journal contribution
posted on 2023-05-20, 12:20 authored by Torres-Ruiz, JM, Kremer, A, Madeline Carins-Murphy, Timothy BrodribbTimothy Brodribb, Lamarque, LJ, Truffaut, L, Bonne, F, Ducousso, A, Delzon, S
The vulnerability of forest species and tree populations to climate change is related to the exposure of the ecosystem to extreme climatic conditions and to the adaptive capacity of the population to cope with those conditions. Adaptive capacity is a relatively under-researched topic within the forest science community, and there is an urgent need to understand to what extent particular combinations of traits have been shaped by natural selection under climatic gradients, potentially resulting in adaptive multi-trait associations. Thus, our aim was to quantify genetic variation in several leaf and woody traits that may contribute to multi-trait associations in which intra-specific variation could represent a source for species adaptation to climate change. A multi-trait approach was performed using nine Quercus petraea provenances originating from different locations that cover most of the species’ distribution range over Europe and that were grown in a common garden. Multiple adaptive differences were observed between oak provenances but also some evolutionary stasis. In addition, our results revealed higher genetic differentiation in traits related to phenology and growth than in those related to xylem anatomy, physiology and hydraulics, for which no genetic differentiation was observed. The multiple associations between those traits and climate variables resulting from multivariate and path analyses suggest a multi-trait association largely involving phenological and growth traits for Q. petraea.

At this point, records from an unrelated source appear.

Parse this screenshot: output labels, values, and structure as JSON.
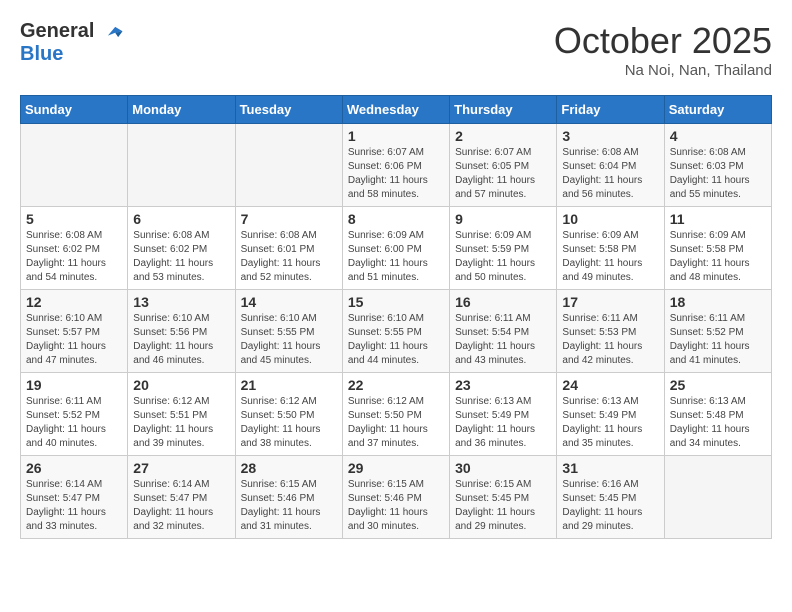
{
  "logo": {
    "line1": "General",
    "line2": "Blue"
  },
  "header": {
    "month": "October 2025",
    "location": "Na Noi, Nan, Thailand"
  },
  "weekdays": [
    "Sunday",
    "Monday",
    "Tuesday",
    "Wednesday",
    "Thursday",
    "Friday",
    "Saturday"
  ],
  "weeks": [
    [
      {
        "day": "",
        "info": ""
      },
      {
        "day": "",
        "info": ""
      },
      {
        "day": "",
        "info": ""
      },
      {
        "day": "1",
        "info": "Sunrise: 6:07 AM\nSunset: 6:06 PM\nDaylight: 11 hours\nand 58 minutes."
      },
      {
        "day": "2",
        "info": "Sunrise: 6:07 AM\nSunset: 6:05 PM\nDaylight: 11 hours\nand 57 minutes."
      },
      {
        "day": "3",
        "info": "Sunrise: 6:08 AM\nSunset: 6:04 PM\nDaylight: 11 hours\nand 56 minutes."
      },
      {
        "day": "4",
        "info": "Sunrise: 6:08 AM\nSunset: 6:03 PM\nDaylight: 11 hours\nand 55 minutes."
      }
    ],
    [
      {
        "day": "5",
        "info": "Sunrise: 6:08 AM\nSunset: 6:02 PM\nDaylight: 11 hours\nand 54 minutes."
      },
      {
        "day": "6",
        "info": "Sunrise: 6:08 AM\nSunset: 6:02 PM\nDaylight: 11 hours\nand 53 minutes."
      },
      {
        "day": "7",
        "info": "Sunrise: 6:08 AM\nSunset: 6:01 PM\nDaylight: 11 hours\nand 52 minutes."
      },
      {
        "day": "8",
        "info": "Sunrise: 6:09 AM\nSunset: 6:00 PM\nDaylight: 11 hours\nand 51 minutes."
      },
      {
        "day": "9",
        "info": "Sunrise: 6:09 AM\nSunset: 5:59 PM\nDaylight: 11 hours\nand 50 minutes."
      },
      {
        "day": "10",
        "info": "Sunrise: 6:09 AM\nSunset: 5:58 PM\nDaylight: 11 hours\nand 49 minutes."
      },
      {
        "day": "11",
        "info": "Sunrise: 6:09 AM\nSunset: 5:58 PM\nDaylight: 11 hours\nand 48 minutes."
      }
    ],
    [
      {
        "day": "12",
        "info": "Sunrise: 6:10 AM\nSunset: 5:57 PM\nDaylight: 11 hours\nand 47 minutes."
      },
      {
        "day": "13",
        "info": "Sunrise: 6:10 AM\nSunset: 5:56 PM\nDaylight: 11 hours\nand 46 minutes."
      },
      {
        "day": "14",
        "info": "Sunrise: 6:10 AM\nSunset: 5:55 PM\nDaylight: 11 hours\nand 45 minutes."
      },
      {
        "day": "15",
        "info": "Sunrise: 6:10 AM\nSunset: 5:55 PM\nDaylight: 11 hours\nand 44 minutes."
      },
      {
        "day": "16",
        "info": "Sunrise: 6:11 AM\nSunset: 5:54 PM\nDaylight: 11 hours\nand 43 minutes."
      },
      {
        "day": "17",
        "info": "Sunrise: 6:11 AM\nSunset: 5:53 PM\nDaylight: 11 hours\nand 42 minutes."
      },
      {
        "day": "18",
        "info": "Sunrise: 6:11 AM\nSunset: 5:52 PM\nDaylight: 11 hours\nand 41 minutes."
      }
    ],
    [
      {
        "day": "19",
        "info": "Sunrise: 6:11 AM\nSunset: 5:52 PM\nDaylight: 11 hours\nand 40 minutes."
      },
      {
        "day": "20",
        "info": "Sunrise: 6:12 AM\nSunset: 5:51 PM\nDaylight: 11 hours\nand 39 minutes."
      },
      {
        "day": "21",
        "info": "Sunrise: 6:12 AM\nSunset: 5:50 PM\nDaylight: 11 hours\nand 38 minutes."
      },
      {
        "day": "22",
        "info": "Sunrise: 6:12 AM\nSunset: 5:50 PM\nDaylight: 11 hours\nand 37 minutes."
      },
      {
        "day": "23",
        "info": "Sunrise: 6:13 AM\nSunset: 5:49 PM\nDaylight: 11 hours\nand 36 minutes."
      },
      {
        "day": "24",
        "info": "Sunrise: 6:13 AM\nSunset: 5:49 PM\nDaylight: 11 hours\nand 35 minutes."
      },
      {
        "day": "25",
        "info": "Sunrise: 6:13 AM\nSunset: 5:48 PM\nDaylight: 11 hours\nand 34 minutes."
      }
    ],
    [
      {
        "day": "26",
        "info": "Sunrise: 6:14 AM\nSunset: 5:47 PM\nDaylight: 11 hours\nand 33 minutes."
      },
      {
        "day": "27",
        "info": "Sunrise: 6:14 AM\nSunset: 5:47 PM\nDaylight: 11 hours\nand 32 minutes."
      },
      {
        "day": "28",
        "info": "Sunrise: 6:15 AM\nSunset: 5:46 PM\nDaylight: 11 hours\nand 31 minutes."
      },
      {
        "day": "29",
        "info": "Sunrise: 6:15 AM\nSunset: 5:46 PM\nDaylight: 11 hours\nand 30 minutes."
      },
      {
        "day": "30",
        "info": "Sunrise: 6:15 AM\nSunset: 5:45 PM\nDaylight: 11 hours\nand 29 minutes."
      },
      {
        "day": "31",
        "info": "Sunrise: 6:16 AM\nSunset: 5:45 PM\nDaylight: 11 hours\nand 29 minutes."
      },
      {
        "day": "",
        "info": ""
      }
    ]
  ]
}
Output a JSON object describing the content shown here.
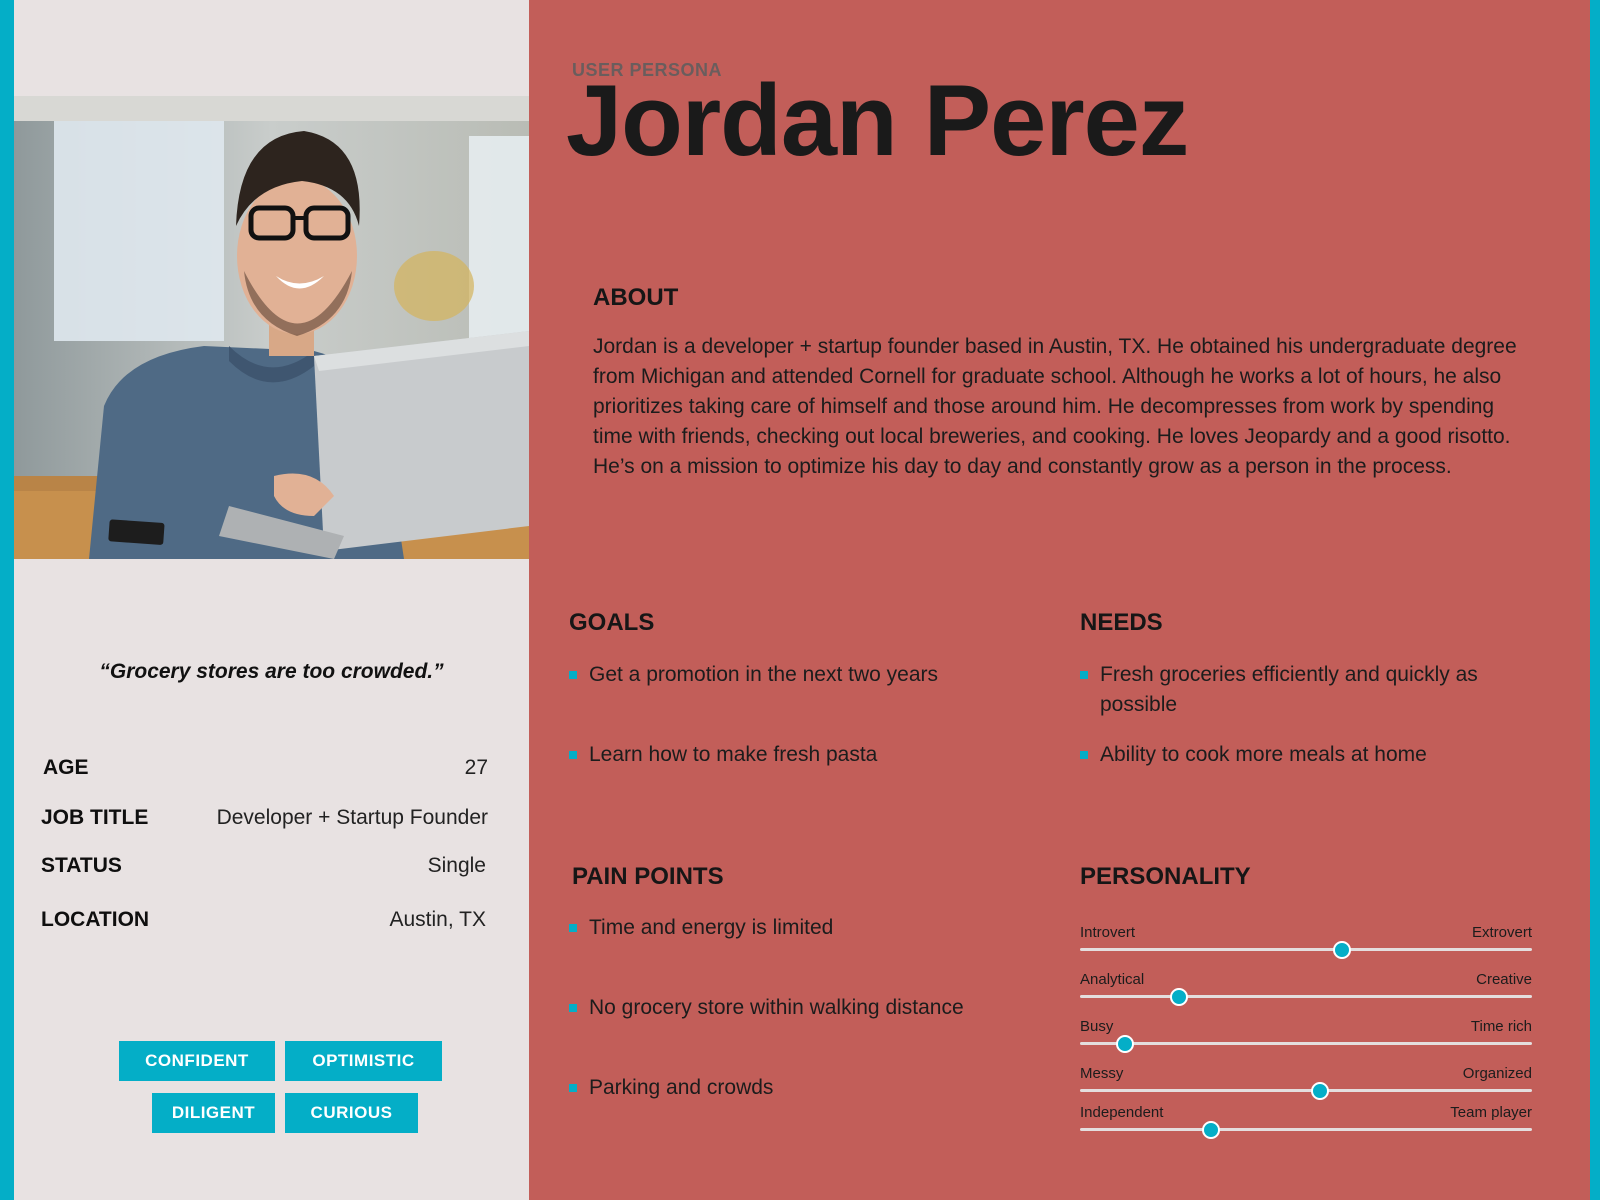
{
  "persona": {
    "subtitle": "USER PERSONA",
    "name": "Jordan Perez",
    "quote": "“Grocery stores are too crowded.”"
  },
  "info": {
    "age": {
      "label": "AGE",
      "value": "27"
    },
    "job": {
      "label": "JOB TITLE",
      "value": "Developer + Startup Founder"
    },
    "status": {
      "label": "STATUS",
      "value": "Single"
    },
    "location": {
      "label": "LOCATION",
      "value": "Austin, TX"
    }
  },
  "tags": [
    "CONFIDENT",
    "OPTIMISTIC",
    "DILIGENT",
    "CURIOUS"
  ],
  "about": {
    "heading": "ABOUT",
    "text": "Jordan is a developer + startup founder based in Austin, TX. He obtained his undergraduate degree from Michigan and attended Cornell for graduate school. Although he works a lot of hours, he also prioritizes taking care of himself and those around him. He decompresses from work by spending time with friends, checking out local breweries, and cooking. He loves Jeopardy and a good risotto. He’s on a mission to optimize his day to day and constantly grow as a person in the process."
  },
  "goals": {
    "heading": "GOALS",
    "items": [
      "Get a promotion in the next two years",
      "Learn how to make fresh pasta"
    ]
  },
  "needs": {
    "heading": "NEEDS",
    "items": [
      "Fresh groceries efficiently and quickly as possible",
      "Ability to cook more meals at home"
    ]
  },
  "pain_points": {
    "heading": "PAIN POINTS",
    "items": [
      "Time and energy is limited",
      "No grocery store within walking distance",
      "Parking and crowds"
    ]
  },
  "personality": {
    "heading": "PERSONALITY",
    "sliders": [
      {
        "left": "Introvert",
        "right": "Extrovert",
        "value": 0.58
      },
      {
        "left": "Analytical",
        "right": "Creative",
        "value": 0.22
      },
      {
        "left": "Busy",
        "right": "Time rich",
        "value": 0.1
      },
      {
        "left": "Messy",
        "right": "Organized",
        "value": 0.53
      },
      {
        "left": "Independent",
        "right": "Team player",
        "value": 0.29
      }
    ]
  },
  "colors": {
    "accent": "#04aec7",
    "background": "#c25e59",
    "panel": "#e8e2e2"
  }
}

Publication title

Tree Physiology










School of Natural Sciences


Heron Publishing

Place of publication

202, 3994 Shelbourne St, Victoria, Canada, Bc, V8N 3E2

Rights statement

Copyright 2019 The Authors

Repository Status

  • Restricted

Socio-economic Objectives

Terrestrial systems and management not elsewhere classified; Climate change adaptation measures (excl. ecosystem)